iO PLAY full review
Ever since the iPod replaced the walkman and CD player as our means of playing music, the issue of how to play music in the car has never really been solved.
The result has been a form of time-stasis – our cars have more archaic music setups than our grandparents’ houses. Tapes from the late 1990s, the odd CD from a few years ago – we usually resort to listening to the radio.
Virtually all of our music is stored on the iPod or iPhone, and up until now accessing it in a car has been something of a chore. None of the in-car solutions have worked with enough success for us to whole-heartedly recommended them. Tape converters work but sound terrible, while FM transmitters can sound quite good, but rarely work in built-up cities like London. iPod integration is something that the car industry has dabbled with, but hardly got to grips with. Many new stereo systems feature 3.5mm minijack inputs enabling you to plug your iPod directly to your stereo via the headphone socket. This works but is hardly an elegant solution.
So iO PLAY’s attempt at integrating an iPod or iPhone to your car comes as something of a revelation. This system enables you to stream music from your iPod or iPhone to your car stereo via Bluetooth. A Bluetooth dongle that plugs into the bottom of the iPod or iPhone is provided, click it into the bottom of your device and any music you play is streamed through your car speakers.

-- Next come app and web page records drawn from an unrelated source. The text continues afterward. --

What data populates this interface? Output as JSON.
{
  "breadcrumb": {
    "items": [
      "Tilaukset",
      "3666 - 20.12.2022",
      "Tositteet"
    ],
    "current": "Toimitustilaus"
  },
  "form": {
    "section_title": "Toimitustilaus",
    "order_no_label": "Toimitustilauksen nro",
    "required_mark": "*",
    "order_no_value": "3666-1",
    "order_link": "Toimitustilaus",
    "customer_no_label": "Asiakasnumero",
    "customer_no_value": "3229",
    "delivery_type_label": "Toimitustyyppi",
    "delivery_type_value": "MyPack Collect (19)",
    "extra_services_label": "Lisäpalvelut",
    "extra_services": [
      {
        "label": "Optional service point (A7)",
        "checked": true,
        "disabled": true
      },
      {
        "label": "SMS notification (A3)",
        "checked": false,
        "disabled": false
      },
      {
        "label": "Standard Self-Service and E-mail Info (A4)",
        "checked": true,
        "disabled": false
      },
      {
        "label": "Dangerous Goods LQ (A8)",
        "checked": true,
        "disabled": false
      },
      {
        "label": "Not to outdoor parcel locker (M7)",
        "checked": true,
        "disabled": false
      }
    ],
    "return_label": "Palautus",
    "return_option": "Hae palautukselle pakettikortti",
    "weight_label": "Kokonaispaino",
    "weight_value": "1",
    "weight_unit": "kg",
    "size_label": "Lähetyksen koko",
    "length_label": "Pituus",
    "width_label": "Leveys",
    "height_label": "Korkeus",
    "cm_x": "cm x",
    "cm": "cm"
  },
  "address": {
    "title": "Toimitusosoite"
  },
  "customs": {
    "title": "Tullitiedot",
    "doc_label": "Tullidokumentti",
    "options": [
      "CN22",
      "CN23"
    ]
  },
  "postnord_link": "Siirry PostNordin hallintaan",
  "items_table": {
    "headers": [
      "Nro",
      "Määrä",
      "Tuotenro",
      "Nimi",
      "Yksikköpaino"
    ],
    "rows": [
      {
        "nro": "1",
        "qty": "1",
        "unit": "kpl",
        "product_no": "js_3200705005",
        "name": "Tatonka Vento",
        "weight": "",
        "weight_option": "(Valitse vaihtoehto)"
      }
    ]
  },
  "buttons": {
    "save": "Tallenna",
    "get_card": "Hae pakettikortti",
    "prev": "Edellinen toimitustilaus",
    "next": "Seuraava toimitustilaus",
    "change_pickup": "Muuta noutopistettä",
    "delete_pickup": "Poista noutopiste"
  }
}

This setup sounds better than your car stereo usually would – because the iPod is digital and the iO PLAY system bypasses your regular stereo completely, you end up with digital quality sound through your speakers.
Inside the box you get an Amplifier, a Bluetooth dongle, a control console, a microphone, and connection leads. The whole thing needs to be installed behind your car stereo and the only visible part should be the control console.
The Control Console provides a volume dial, plus buttons to shuffle songs and answer calls
The installation is a job for an expert, and will require you to place the amplifier and leads behind the dashboard. To that end the iO PLAY comes with a voucher that covers the cost of installation. The idea is that you purchase the iO PLAY, use the supplied phone number to book an installer who will come and put the system into your car, or you can take it along to a local Halfords who will install it for you.
Once the system is installed, using it couldn’t be easier. Plug the dongle into the iPod, or iPhone and press play. The radio cuts out and the music is streamed through your speakers.
The control console has a dial to control the volume and two buttons, which act as back and forward.
If you are using an iPhone you will be given the usual warning about the device not being designed for iPhone and asking you if you’d like to turn Flight Mode On. Say no, because the iO PLAY also acts as a superb hands-free system. Set up with the iPhone is straight-forward – simply switch on the Bluetooth setting, locate the iO PLAY and enter a standard password ‘0000’ to pair the device. When you get a phone call you press the green phone button on the control console to answer. The music fades out and the voice comes through your speakers. You talk into the microphone, which is usually attached near your rear-view mirror. Audio in both directions is clear and precise, and much preferable to wearing a Bluetooth headset.
Our criticisms of the iO PLAY are very few and far between. The volume dial on the Control Panel can be a bit slow to react, making it hard to get a precise volume. And we managed to crash it once (the device, not the car) by streaming audio directly from the Bluetooth in the iPhone rather than using the supplied dongle. On the whole, though, we found the system to be solid, reliable and a fantastic addition to any car.